Tuesday, June 26, 2007

Brotzeit Bier Bar & Restaurant, VivoCity

Kaesespaetzle

Here's a little something to follow up with on that recent macaroni and cheese discussion: Kaesespaetzle from Brotzeit (1 Harbourfront Walk #01-149, 6272-8815). As the name suggests, it's Spaetzle covered in rich piping hot cheese. I wasn't quite expecting this when I came here, but I was quite happy with it when I left.

Brotzeitflade BayernI was a bit confused about some other items on the menu though, particularly the Brotzeitflade Bayern, which was described as a flatbread with toppings on the menu. It was basically just a pizza. Is this even really German?? (Can anyone verify please?) Well, it was pretty thin, crunchy, and tasty. But I just had pizza the other day, so I wasn't completely happy with my selection. At least the generally positive Kaesespaetzle experience was enough to bring me back to try some of the other items.

9 comments:

Kathy said...

Hey I was told (by a Swedish friend) that it is German and it refers to pizza as this type of dough is often used for pizza base.

Flatbrot evolved from Kebab bread or Lebanese flatbread. It is however not traditional German flatbread. (flatbruo, can't duplicate the exact punctuation here).

They also serve it in Norway.

Anonymous said...

The "Brotzeitfladen" is certainly NOT a traditional bavarian dish. Never seen it in Germany b4, looks more like a Germano-Singaporean concoction

Editrix said...

You should try the sausages, which are excellent. I'd go with the sausage platter if there's 2 of you, and the garlic pork if you're not inclined to share. The beer's excellent, and for dessert, the sacher torte is rich, heavy and just the right sweetness and the "shredded" pancake with rum marinated raisins is stodgily good.

ClearTear said...

apparently they serve the same thing in
Brotzeit - Contemporary German Bier Bar & Restaurant at sentosa, found it in some other pple blog.

Kathy said...

Well French eat loads of pasta and Swedish eat quite abit of rice these days, both which are not traditionally part of their cusine. And curry nights are common in traditional English pubs in the UK.

So it doesn't have to be a traditional Bavarian dish for it to be commonly served in Germany does it?

I'm curious if this dish is found in Germany, or if German families do make something like that at home.

The Brozeit people have said that the bar is modelled after those found in Munich, are there any Germans reading this?

Anonymous said...

Hi,

Just wanted to add that when I was in Munich, I did see fladenbrot being sold at the fairs. So apparently it's quite a popular item.

In addition, my German tutor used to get all excited whenever she could get her hands on some fladenbrot at Carrefour.. apparently she's from the border across fr Alsace-Lorraine (French province w/ loads of Germans) and that's where it originated from...

Thumbs up to the food sampling!

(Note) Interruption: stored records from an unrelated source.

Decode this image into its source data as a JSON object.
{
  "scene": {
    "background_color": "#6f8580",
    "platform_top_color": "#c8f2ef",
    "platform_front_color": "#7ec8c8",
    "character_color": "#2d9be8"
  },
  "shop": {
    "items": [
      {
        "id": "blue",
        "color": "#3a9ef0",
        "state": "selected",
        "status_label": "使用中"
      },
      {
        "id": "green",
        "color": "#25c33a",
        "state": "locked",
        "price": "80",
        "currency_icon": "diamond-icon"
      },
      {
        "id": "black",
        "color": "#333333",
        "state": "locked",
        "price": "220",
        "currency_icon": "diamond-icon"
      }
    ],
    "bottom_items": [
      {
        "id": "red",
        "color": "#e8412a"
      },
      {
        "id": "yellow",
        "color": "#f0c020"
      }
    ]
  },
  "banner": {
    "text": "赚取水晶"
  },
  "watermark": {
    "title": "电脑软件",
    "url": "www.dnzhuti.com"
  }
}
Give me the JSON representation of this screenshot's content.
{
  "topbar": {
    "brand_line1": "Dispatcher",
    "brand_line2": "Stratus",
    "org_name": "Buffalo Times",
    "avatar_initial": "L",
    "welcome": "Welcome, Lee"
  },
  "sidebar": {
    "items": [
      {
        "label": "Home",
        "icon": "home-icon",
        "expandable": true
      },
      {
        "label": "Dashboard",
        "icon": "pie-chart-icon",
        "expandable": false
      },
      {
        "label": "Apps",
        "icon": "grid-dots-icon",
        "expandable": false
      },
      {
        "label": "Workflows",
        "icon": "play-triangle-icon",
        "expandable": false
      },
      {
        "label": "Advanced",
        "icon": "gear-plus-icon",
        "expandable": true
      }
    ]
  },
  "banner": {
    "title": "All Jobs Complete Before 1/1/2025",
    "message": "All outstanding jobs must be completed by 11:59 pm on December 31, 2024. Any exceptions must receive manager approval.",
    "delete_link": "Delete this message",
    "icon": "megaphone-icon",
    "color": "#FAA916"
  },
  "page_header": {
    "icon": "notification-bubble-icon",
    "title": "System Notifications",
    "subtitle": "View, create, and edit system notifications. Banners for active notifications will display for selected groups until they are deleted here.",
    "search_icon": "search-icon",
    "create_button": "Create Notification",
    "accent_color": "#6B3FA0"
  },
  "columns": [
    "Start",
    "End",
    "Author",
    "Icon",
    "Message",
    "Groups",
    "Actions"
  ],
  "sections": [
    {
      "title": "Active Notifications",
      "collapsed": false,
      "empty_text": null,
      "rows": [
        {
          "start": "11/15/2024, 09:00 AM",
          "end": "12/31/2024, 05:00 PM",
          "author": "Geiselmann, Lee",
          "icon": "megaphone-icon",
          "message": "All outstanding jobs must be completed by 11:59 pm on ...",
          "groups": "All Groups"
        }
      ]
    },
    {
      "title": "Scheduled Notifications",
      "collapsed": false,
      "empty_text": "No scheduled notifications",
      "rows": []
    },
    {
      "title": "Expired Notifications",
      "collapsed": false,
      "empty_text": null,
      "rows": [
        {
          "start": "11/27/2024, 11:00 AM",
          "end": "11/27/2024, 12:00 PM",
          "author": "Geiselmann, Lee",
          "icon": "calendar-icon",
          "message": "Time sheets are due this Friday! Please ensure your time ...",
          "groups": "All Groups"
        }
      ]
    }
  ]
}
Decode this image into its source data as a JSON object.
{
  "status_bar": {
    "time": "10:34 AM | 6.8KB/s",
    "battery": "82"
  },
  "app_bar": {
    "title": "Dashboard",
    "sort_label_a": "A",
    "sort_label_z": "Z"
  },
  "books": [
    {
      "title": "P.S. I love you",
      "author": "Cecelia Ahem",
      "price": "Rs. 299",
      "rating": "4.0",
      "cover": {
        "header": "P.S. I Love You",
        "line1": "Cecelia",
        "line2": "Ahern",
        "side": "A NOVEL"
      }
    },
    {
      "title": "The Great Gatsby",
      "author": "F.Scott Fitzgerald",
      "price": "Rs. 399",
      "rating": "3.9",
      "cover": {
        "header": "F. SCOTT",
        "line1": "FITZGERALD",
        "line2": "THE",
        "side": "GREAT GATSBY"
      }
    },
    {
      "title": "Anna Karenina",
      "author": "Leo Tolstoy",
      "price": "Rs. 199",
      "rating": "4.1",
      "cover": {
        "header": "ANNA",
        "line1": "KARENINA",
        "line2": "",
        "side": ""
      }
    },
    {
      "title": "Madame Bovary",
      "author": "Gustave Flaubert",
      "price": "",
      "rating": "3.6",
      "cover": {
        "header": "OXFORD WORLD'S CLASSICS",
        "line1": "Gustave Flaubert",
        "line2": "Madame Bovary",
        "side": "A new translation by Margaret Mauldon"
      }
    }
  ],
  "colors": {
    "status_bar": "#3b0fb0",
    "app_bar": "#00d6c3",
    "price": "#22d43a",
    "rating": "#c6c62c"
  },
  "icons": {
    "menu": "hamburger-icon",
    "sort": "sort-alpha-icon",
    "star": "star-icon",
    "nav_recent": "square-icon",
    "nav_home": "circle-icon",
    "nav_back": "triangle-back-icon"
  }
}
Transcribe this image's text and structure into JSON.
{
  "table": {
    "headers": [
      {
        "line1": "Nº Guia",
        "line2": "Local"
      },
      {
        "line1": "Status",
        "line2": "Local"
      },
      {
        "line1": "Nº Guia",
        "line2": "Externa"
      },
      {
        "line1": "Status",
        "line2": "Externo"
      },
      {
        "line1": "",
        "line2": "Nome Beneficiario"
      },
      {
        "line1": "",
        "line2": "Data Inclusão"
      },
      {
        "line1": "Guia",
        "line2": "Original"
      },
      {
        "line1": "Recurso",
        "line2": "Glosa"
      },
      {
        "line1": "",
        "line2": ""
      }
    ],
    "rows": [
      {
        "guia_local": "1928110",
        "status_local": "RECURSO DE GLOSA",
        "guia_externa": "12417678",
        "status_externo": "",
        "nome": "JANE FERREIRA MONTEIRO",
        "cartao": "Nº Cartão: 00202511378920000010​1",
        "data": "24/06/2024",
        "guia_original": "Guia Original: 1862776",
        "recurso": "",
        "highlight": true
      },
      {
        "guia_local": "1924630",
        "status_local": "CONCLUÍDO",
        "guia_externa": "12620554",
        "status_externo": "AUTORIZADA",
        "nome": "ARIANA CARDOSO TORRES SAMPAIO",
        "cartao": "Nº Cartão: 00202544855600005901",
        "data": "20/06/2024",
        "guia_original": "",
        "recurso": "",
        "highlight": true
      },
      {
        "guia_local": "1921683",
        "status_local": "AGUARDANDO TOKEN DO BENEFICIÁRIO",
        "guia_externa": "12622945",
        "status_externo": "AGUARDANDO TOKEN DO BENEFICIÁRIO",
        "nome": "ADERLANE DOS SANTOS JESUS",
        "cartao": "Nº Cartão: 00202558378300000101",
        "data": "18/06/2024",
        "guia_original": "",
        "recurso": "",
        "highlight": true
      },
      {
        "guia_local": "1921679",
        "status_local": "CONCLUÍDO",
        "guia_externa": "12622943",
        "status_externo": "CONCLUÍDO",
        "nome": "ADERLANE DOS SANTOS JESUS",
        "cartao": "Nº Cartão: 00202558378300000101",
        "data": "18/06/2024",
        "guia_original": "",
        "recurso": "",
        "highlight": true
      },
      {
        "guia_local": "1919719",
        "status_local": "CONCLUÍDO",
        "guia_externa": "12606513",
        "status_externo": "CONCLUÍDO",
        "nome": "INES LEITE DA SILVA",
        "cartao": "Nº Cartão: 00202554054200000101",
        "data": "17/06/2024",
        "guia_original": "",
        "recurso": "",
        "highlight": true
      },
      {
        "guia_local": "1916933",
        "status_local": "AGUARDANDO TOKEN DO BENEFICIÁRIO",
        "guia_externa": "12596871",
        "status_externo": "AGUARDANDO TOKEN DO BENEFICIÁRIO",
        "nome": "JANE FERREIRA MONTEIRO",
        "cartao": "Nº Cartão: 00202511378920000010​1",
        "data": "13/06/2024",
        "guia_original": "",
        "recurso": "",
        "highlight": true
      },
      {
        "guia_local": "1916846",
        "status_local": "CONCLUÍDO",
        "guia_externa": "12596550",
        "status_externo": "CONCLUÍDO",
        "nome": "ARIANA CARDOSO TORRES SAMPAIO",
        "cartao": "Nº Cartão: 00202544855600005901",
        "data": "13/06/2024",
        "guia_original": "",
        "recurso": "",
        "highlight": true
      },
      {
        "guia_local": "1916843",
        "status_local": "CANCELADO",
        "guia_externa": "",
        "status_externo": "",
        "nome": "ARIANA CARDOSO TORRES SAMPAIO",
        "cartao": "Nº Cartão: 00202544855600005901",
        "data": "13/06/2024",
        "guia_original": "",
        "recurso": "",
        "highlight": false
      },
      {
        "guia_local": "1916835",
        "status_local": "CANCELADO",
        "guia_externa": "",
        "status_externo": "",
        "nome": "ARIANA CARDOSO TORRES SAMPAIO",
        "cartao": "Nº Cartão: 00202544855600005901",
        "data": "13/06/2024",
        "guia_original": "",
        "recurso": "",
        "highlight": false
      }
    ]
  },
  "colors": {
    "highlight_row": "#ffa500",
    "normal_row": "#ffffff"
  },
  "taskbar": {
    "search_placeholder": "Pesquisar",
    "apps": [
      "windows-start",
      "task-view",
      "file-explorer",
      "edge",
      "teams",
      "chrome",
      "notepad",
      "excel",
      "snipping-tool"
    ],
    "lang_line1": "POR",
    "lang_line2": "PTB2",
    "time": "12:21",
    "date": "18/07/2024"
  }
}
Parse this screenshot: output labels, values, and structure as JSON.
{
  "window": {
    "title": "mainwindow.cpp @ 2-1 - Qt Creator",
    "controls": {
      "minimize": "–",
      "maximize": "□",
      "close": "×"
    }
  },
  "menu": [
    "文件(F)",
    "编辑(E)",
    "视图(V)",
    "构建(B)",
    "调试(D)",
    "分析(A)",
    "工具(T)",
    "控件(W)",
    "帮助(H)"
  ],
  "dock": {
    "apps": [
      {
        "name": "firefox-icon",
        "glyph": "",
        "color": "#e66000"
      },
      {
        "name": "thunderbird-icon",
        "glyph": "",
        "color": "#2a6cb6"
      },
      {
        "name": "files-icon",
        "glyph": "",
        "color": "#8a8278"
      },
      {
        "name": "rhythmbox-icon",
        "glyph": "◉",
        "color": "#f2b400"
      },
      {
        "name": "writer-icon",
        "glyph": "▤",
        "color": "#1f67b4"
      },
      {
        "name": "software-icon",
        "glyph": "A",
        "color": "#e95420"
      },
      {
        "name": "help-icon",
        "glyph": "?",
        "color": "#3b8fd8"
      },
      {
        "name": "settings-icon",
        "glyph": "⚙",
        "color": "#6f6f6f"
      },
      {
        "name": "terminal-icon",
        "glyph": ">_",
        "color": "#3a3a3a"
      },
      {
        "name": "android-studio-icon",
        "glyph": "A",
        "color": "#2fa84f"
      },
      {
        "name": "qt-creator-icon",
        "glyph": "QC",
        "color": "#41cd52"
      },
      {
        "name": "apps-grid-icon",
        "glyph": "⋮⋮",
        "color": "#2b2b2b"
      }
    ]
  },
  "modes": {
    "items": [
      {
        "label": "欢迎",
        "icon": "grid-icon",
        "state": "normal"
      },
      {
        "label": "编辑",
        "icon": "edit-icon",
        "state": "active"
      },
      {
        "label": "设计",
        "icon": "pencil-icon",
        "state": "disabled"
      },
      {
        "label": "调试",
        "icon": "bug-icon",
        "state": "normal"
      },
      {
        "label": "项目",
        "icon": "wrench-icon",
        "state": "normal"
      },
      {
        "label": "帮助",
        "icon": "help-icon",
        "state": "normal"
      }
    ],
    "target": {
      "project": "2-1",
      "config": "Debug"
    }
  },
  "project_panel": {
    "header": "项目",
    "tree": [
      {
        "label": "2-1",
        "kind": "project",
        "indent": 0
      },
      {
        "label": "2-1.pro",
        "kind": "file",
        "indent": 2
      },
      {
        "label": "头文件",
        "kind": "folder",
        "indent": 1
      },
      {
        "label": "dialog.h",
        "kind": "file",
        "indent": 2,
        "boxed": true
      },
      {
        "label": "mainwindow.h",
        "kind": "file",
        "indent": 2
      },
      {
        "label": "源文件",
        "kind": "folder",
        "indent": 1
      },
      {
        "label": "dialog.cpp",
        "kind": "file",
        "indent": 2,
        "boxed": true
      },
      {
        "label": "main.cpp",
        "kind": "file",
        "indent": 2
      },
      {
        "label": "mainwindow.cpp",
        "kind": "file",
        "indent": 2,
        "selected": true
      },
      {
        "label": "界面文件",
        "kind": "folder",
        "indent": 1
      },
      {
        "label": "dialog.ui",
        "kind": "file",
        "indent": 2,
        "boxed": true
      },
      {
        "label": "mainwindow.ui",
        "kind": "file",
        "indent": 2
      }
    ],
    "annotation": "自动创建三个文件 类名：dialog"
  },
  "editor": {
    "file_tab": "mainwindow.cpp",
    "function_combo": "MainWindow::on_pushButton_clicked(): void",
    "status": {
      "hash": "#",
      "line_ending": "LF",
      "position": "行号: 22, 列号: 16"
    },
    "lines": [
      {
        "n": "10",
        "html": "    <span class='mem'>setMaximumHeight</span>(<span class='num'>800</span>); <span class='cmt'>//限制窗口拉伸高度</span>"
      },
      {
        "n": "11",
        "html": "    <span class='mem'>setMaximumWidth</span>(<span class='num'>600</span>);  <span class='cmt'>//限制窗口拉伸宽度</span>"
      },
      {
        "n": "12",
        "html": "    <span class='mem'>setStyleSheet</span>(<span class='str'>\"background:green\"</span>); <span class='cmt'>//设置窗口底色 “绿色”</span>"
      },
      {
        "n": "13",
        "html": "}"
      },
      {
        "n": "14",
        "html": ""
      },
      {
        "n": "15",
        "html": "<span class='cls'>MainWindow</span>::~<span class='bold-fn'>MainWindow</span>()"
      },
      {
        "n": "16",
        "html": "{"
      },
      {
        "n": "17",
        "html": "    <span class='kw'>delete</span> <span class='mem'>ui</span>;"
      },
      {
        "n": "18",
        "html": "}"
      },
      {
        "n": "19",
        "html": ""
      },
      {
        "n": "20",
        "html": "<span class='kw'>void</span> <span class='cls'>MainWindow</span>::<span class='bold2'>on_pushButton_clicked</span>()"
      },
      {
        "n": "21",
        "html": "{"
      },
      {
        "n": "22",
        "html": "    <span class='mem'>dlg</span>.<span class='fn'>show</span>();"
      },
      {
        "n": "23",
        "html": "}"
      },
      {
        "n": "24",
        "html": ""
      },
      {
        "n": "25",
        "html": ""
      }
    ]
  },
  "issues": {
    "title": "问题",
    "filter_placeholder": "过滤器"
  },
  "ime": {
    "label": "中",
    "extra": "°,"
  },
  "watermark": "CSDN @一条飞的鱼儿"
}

You seem to have tried a wider variety of foods from around the island than most Singaporeans.

Anonymous said...

There seems to be a lot of confusion here. "Fladenbrot" is a simple flatbread, usually sold in turkish grocery stores in Germany. It is never decorated with toppings like a pizza. The alsatian dish you refer to is actually called "Flammkuchen", pizza-like, but with a sour cream and bacon topping. A german version made with sliced onions is called "Zwiebelkuchen", but it is not a bavarian dish. FYI, "Brotzeit" is a vernacular bavarian expression for lunch...

Nighty said...

ok let me enlighten you. as some1 allready said the only "pizza-like" dish in germany in general is called zwiebelkuchen and has nothing to do with what you actualy - and its not even bavarian. what you were eating was simply something madeup from the "owners".

to the fladenbrot thing. fladenbrot is NOT exactly something germans love. its a cheap kind of bread that is made by the turk population in germany. fladenbrot has no real taste and is only eatable when fresh. if you leave it for 1-2days it becomes gumlike and tastes like cr*p.

i have NEVER seen any german take fladenbrot and top it with anything. the real use for fladenbrot is with döner. since turks are a quiet big part of the immigrants in germany you find alot of "kebab" stores in germany. i live in berlin and the "normal" döner was introduced in berlin > kreuzberg. good döner(kebab's) use round pide like bread that is speialy designed to be used for the döner-kebab. the cheaper stores simply buy fladenbrot and cut it in 6-8pieces, depending on how big the fladenbrot is. usualy its as big as your forearm from top to bottom and its round.

hope i could give you some infos. if you want i can post pictures :)

Julie said...

Brotzeit. 2 thumbs up!